In a speech Wednesday, Federal Communications Commission Chairman Michael Powell did not rule out relaxing or eliminating merger restrictions imposed on Ma Bell as part of its acquisition of cable operator MediaOne. Those conditions have been stumbling blocks for AT&T as it attempts to adhere to rules guiding ownership of cable networks.
Siding with AT&T, the U.S. Court of Appeals for the District of Columbia Circuit overturned a cap that had barred any cable company from controlling more than 30 percent of the U.S. market.
In a 3-0 vote, the court said the FCC rules violated the free-speech rights of cable companies. The court also said the agency lacked authority from Congress to implement the caps.
"We're still digesting that," Powell said after a decision last week by the U.S. Appeals Court.
AT&T is the only cable operator over the 30 percent national ownership cap. It promised the FCC when acquiring MediaOne that it would either sell MediaOne's 25.5 percent stake in Time Warner Entertainment (TWE), spin off Liberty Media or sell a significant number of cable systems.

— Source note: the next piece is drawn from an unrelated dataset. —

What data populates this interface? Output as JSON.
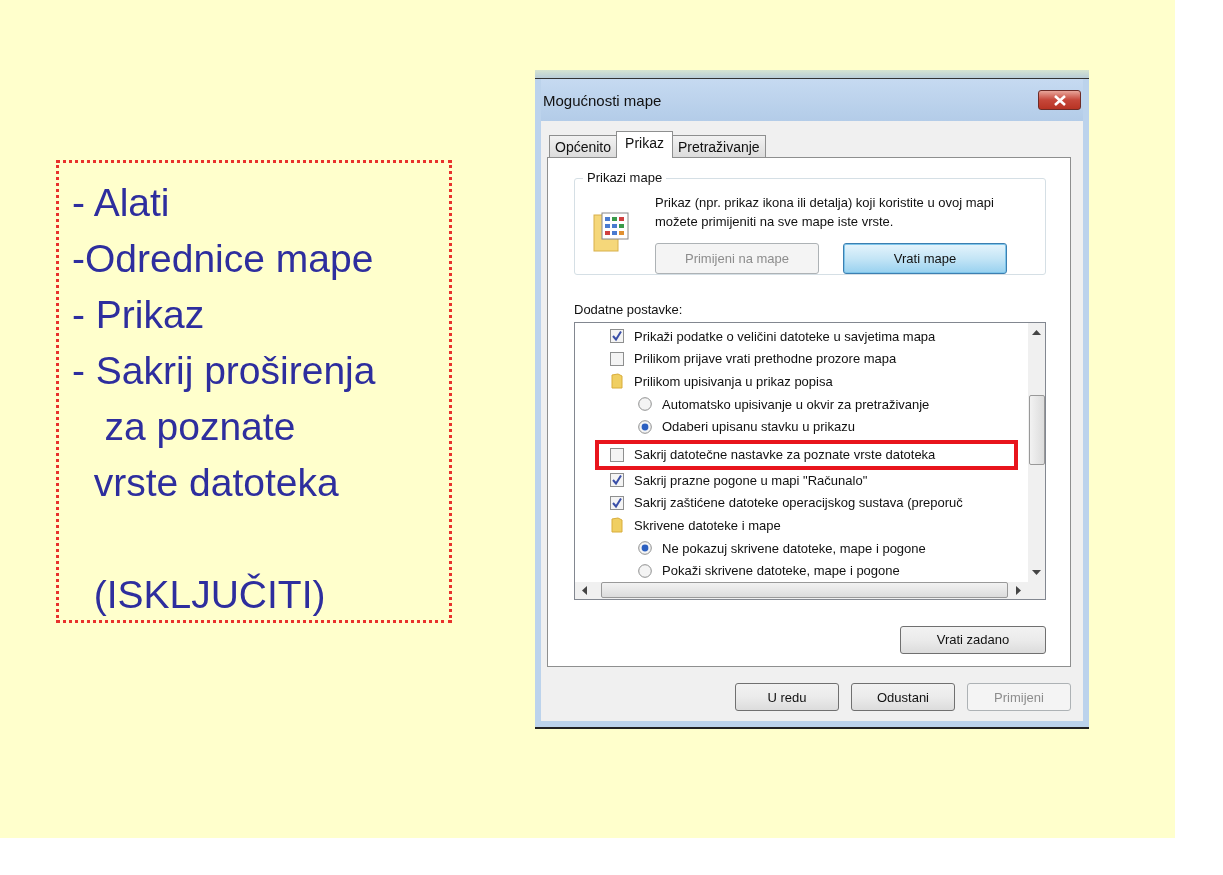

AT&T Chief Executive C. Michael Armstrong has repeatedly said he'd be happy to get rid of TWE or Liberty Media, but so far both paths have involved significant financial cost, which is not much of an incentive for a company whose stock is trading at record lows.
AT&T has been awaiting a ruling by the Internal Revenue Service that would allow it to spin off Liberty Media without taking a large tax hit related to its quick release. AT&T acquired Liberty Media as part of its Tele-Communications Inc. purchase two years ago.
Powell said the FCC will soon announce whether it will attempt to rewrite the cable ownership statute and revisit the MediaOne conditions.
Democratic FCC Commissioners Susan Ness and Gloria Tristani have said that a possible relaxation on cable ownership shouldn't justify reducing or eliminating the MediaOne conditions.
However, along with hinting at the elimination of the MediaOne merger requirements, Powell showed again that he will be more flexible with merger reviews than were his predecessors.
Saying the FCC owed the industries it regulates quick action on mergers and other issues, he cited a saying he said was popular when he served in the Army: "Do something and do it fast or you'll get killed standing there."